Start of Task material

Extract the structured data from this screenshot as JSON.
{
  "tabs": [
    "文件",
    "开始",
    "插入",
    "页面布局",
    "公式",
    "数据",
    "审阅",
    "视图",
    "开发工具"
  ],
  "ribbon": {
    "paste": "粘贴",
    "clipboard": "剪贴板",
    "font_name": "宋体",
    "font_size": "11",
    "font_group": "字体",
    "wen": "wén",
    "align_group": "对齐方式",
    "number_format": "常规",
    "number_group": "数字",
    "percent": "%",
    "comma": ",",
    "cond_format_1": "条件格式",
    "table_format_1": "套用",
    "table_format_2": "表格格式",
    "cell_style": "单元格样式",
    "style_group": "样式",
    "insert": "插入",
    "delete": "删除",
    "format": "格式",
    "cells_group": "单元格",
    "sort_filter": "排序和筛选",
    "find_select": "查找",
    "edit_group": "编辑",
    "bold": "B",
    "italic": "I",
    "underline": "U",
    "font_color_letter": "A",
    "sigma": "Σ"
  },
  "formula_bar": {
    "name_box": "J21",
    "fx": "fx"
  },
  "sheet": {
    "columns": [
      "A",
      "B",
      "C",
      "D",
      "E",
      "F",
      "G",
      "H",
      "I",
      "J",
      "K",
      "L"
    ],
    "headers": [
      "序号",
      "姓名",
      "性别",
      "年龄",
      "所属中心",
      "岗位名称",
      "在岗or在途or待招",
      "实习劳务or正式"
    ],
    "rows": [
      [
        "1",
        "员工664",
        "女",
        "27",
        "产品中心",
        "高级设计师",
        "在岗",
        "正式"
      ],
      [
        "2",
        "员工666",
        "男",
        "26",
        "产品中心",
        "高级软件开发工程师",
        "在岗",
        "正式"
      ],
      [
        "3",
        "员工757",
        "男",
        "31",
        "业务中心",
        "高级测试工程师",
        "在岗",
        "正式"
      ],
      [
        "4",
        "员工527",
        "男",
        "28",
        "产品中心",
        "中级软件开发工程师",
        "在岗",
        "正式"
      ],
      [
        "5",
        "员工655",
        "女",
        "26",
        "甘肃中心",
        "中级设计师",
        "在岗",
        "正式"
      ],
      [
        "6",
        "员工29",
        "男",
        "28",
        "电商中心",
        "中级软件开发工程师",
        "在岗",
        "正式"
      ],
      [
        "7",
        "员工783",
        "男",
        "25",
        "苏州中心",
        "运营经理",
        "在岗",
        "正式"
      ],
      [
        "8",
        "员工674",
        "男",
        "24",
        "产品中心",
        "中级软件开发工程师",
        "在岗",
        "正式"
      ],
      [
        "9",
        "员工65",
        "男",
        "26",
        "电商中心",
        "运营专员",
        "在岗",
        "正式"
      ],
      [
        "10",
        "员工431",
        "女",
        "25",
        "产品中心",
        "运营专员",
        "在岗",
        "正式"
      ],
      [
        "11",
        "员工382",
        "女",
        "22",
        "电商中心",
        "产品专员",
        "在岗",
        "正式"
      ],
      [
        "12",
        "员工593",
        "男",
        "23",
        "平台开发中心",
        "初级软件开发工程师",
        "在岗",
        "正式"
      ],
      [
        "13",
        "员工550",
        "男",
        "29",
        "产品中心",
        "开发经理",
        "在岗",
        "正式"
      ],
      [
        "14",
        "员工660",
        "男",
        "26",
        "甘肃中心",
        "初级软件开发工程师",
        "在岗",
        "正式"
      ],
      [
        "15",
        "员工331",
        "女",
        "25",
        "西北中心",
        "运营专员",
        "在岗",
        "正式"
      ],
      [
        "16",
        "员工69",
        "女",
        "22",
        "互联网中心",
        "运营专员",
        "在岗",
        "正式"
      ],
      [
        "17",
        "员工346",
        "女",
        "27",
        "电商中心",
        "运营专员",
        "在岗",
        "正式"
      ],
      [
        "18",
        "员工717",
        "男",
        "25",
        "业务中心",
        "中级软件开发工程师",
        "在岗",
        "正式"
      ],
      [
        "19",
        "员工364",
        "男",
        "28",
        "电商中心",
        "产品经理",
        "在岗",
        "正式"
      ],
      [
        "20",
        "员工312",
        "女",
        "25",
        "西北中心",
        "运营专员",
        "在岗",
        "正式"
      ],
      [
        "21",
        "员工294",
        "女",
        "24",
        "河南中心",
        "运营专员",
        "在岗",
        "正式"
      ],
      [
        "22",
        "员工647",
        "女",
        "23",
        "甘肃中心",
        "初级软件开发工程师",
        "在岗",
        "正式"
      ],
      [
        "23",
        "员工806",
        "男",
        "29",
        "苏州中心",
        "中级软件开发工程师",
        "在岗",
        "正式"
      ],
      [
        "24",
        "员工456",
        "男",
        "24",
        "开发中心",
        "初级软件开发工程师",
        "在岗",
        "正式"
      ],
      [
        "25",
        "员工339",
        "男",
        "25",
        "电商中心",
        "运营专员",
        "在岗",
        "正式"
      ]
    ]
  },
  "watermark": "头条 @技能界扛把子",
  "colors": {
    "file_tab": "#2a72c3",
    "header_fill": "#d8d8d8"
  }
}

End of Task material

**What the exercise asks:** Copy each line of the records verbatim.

**Result of this task:**
Extract the structured data from this screenshot as JSON.
{
  "tabs": [
    "文件",
    "开始",
    "插入",
    "页面布局",
    "公式",
    "数据",
    "审阅",
    "视图",
    "开发工具"
  ],
  "ribbon": {
    "paste": "粘贴",
    "clipboard": "剪贴板",
    "font_name": "宋体",
    "font_size": "11",
    "font_group": "字体",
    "wen": "wén",
    "align_group": "对齐方式",
    "number_format": "常规",
    "number_group": "数字",
    "percent": "%",
    "comma": ",",
    "cond_format_1": "条件格式",
    "table_format_1": "套用",
    "table_format_2": "表格格式",
    "cell_style": "单元格样式",
    "style_group": "样式",
    "insert": "插入",
    "delete": "删除",
    "format": "格式",
    "cells_group": "单元格",
    "sort_filter": "排序和筛选",
    "find_select": "查找",
    "edit_group": "编辑",
    "bold": "B",
    "italic": "I",
    "underline": "U",
    "font_color_letter": "A",
    "sigma": "Σ"
  },
  "formula_bar": {
    "name_box": "J21",
    "fx": "fx"
  },
  "sheet": {
    "columns": [
      "A",
      "B",
      "C",
      "D",
      "E",
      "F",
      "G",
      "H",
      "I",
      "J",
      "K",
      "L"
    ],
    "headers": [
      "序号",
      "姓名",
      "性别",
      "年龄",
      "所属中心",
      "岗位名称",
      "在岗or在途or待招",
      "实习劳务or正式"
    ],
    "rows": [
      [
        "1",
        "员工664",
        "女",
        "27",
        "产品中心",
        "高级设计师",
        "在岗",
        "正式"
      ],
      [
        "2",
        "员工666",
        "男",
        "26",
        "产品中心",
        "高级软件开发工程师",
        "在岗",
        "正式"
      ],
      [
        "3",
        "员工757",
        "男",
        "31",
        "业务中心",
        "高级测试工程师",
        "在岗",
        "正式"
      ],
      [
        "4",
        "员工527",
        "男",
        "28",
        "产品中心",
        "中级软件开发工程师",
        "在岗",
        "正式"
      ],
      [
        "5",
        "员工655",
        "女",
        "26",
        "甘肃中心",
        "中级设计师",
        "在岗",
        "正式"
      ],
      [
        "6",
        "员工29",
        "男",
        "28",
        "电商中心",
        "中级软件开发工程师",
        "在岗",
        "正式"
      ],
      [
        "7",
        "员工783",
        "男",
        "25",
        "苏州中心",
        "运营经理",
        "在岗",
        "正式"
      ],
      [
        "8",
        "员工674",
        "男",
        "24",
        "产品中心",
        "中级软件开发工程师",
        "在岗",
        "正式"
      ],
      [
        "9",
        "员工65",
        "男",
        "26",
        "电商中心",
        "运营专员",
        "在岗",
        "正式"
      ],
      [
        "10",
        "员工431",
        "女",
        "25",
        "产品中心",
        "运营专员",
        "在岗",
        "正式"
      ],
      [
        "11",
        "员工382",
        "女",
        "22",
        "电商中心",
        "产品专员",
        "在岗",
        "正式"
      ],
      [
        "12",
        "员工593",
        "男",
        "23",
        "平台开发中心",
        "初级软件开发工程师",
        "在岗",
        "正式"
      ],
      [
        "13",
        "员工550",
        "男",
        "29",
        "产品中心",
        "开发经理",
        "在岗",
        "正式"
      ],
      [
        "14",
        "员工660",
        "男",
        "26",
        "甘肃中心",
        "初级软件开发工程师",
        "在岗",
        "正式"
      ],
      [
        "15",
        "员工331",
        "女",
        "25",
        "西北中心",
        "运营专员",
        "在岗",
        "正式"
      ],
      [
        "16",
        "员工69",
        "女",
        "22",
        "互联网中心",
        "运营专员",
        "在岗",
        "正式"
      ],
      [
        "17",
        "员工346",
        "女",
        "27",
        "电商中心",
        "运营专员",
        "在岗",
        "正式"
      ],
      [
        "18",
        "员工717",
        "男",
        "25",
        "业务中心",
        "中级软件开发工程师",
        "在岗",
        "正式"
      ],
      [
        "19",
        "员工364",
        "男",
        "28",
        "电商中心",
        "产品经理",
        "在岗",
        "正式"
      ],
      [
        "20",
        "员工312",
        "女",
        "25",
        "西北中心",
        "运营专员",
        "在岗",
        "正式"
      ],
      [
        "21",
        "员工294",
        "女",
        "24",
        "河南中心",
        "运营专员",
        "在岗",
        "正式"
      ],
      [
        "22",
        "员工647",
        "女",
        "23",
        "甘肃中心",
        "初级软件开发工程师",
        "在岗",
        "正式"
      ],
      [
        "23",
        "员工806",
        "男",
        "29",
        "苏州中心",
        "中级软件开发工程师",
        "在岗",
        "正式"
      ],
      [
        "24",
        "员工456",
        "男",
        "24",
        "开发中心",
        "初级软件开发工程师",
        "在岗",
        "正式"
      ],
      [
        "25",
        "员工339",
        "男",
        "25",
        "电商中心",
        "运营专员",
        "在岗",
        "正式"
      ]
    ]
  },
  "watermark": "头条 @技能界扛把子",
  "colors": {
    "file_tab": "#2a72c3",
    "header_fill": "#d8d8d8"
  }
}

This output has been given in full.